Text from the ruling provides additional clarity:
In 2017, Arkansas passed a law requiring public contracts to include a certification that the contractor will not “boycott” Israel. Arkansas Times sued, arguing that the law violates the First Amendment. The district court dismissed the action. Sitting en banc, we conclude that the certification requirement does not violate the First Amendment and affirm.
The judges' conclusion was that:
[The law] only prohibits economic decisions [decisions that are "purely commercial, non-expressive conduct,"] that discriminate against Israel. Because those commercial decisions are invisible to observers unless explained, they are not inherently expressive and do not implicate the First Amendment."
Two key takeways:
The law in question contains some vague definitions (emphasis mine):
(i) “Boycott Israel” and “boycott of Israel” means engaging in refusals to deal, terminating business activities, or other actions that are intended to limit commercial relations with Israel, or persons or entities doing business in Israel or in Israeli-controlled territories, in a discriminatory manner.
As one of the dissenting judges noted, 'intent to limit commercial relations' is a very broad and subjective definition that can cover a very wide set of constitutionally-protected activities.
Citizens United already addressed commercial/economic decisions as speech:
In Citizens United v. FEC, the Supreme Court established that spending for political outcomes is protected 1A expression. Citizens United covered spending on ads, even when those ads weren't seen, which hits directly to the heart of the judges' verdict that boycotting is not inherently expressive since it is not inherently visible.
And finally, really just as a minor note of interest that conveys the badness of this law: the law contains language so companies can pay to be exempt from the law by discounting their products by 20% more than their closest competitor.
Excellent research this week from Sun-Ha Hong—Assistant Professor at Canada's Simon Fraser University—about how tech-driven prediction limits people's choices and therefore reduces their agency.
The PDF of the research can be found here.
The research is pretty academic and jargon-y, but is worth reading. Hong walks through several significant cases where predictive analytics were clearly bogus and harmful, our society's obsession with prediction, and some of the harmful myths about prediction.
I've included his abstract with added emphasis and annotation:
I argue that data-driven predictions work primarily as instruments for systematic extraction [or reduction] of discretionary power – the practical capacity to make everyday decisions and define one’s situation. This extractive relation reprises a long historical pattern, in which new methods of producing knowledge generate a redistribution of epistemic power: who declares what kind of truth about me, to count for what kinds of decisions? I argue that prediction as extraction of discretion is normal and fundamental to the technology, rather than isolated cases of bias or error. Synthesising critical observations across anthropology, history of technology and critical data studies, the paper demonstrates this dynamic in two contemporary domains: (1) crime and policing demonstrates how predictive systems are extractive by design. Rather than neutral models led astray by garbage data, pre-existing interests thoroughly shape how prediction conceives of its object, its measures, and most importantly, what it does not measure and in doing so devalues. (2) I then examine the prediction of productivity in the long tradition of extracting discretion as a means to extract labour power. Making human behaviour more predictable for the client of prediction (the manager, the corporation, the police officer) often means making life and work more unpredictable for the target of prediction (the employee, the applicant, the citizen).
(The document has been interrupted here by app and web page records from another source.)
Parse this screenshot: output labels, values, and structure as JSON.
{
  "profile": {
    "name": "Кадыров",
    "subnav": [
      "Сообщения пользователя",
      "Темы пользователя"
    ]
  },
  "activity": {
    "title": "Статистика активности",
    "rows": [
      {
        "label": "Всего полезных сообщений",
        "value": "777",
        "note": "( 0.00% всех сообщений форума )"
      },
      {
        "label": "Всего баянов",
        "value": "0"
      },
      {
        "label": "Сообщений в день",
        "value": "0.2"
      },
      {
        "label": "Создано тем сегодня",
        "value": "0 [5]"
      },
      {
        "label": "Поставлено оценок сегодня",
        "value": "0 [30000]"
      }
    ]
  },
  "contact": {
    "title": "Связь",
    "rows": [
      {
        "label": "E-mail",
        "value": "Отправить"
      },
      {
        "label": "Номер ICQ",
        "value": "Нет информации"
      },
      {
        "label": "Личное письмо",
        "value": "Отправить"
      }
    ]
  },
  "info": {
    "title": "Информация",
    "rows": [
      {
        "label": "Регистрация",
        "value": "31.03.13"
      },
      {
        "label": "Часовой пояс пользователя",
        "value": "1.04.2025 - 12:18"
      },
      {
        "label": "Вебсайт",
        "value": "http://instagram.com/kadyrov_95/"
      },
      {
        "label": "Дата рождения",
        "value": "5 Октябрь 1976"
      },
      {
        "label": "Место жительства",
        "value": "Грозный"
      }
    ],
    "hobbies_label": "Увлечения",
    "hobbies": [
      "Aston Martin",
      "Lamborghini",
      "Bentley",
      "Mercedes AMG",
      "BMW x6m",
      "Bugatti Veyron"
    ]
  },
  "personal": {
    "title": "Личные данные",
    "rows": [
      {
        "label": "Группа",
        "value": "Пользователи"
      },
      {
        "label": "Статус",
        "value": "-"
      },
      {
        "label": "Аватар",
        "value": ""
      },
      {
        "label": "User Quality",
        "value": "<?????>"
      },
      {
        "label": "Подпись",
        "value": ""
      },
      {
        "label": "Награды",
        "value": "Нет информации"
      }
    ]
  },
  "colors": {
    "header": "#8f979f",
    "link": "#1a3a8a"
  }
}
Interest piqued? Disagree? Reach out to me at TwelveTablesBlog [at] protonmail.com with your thoughts.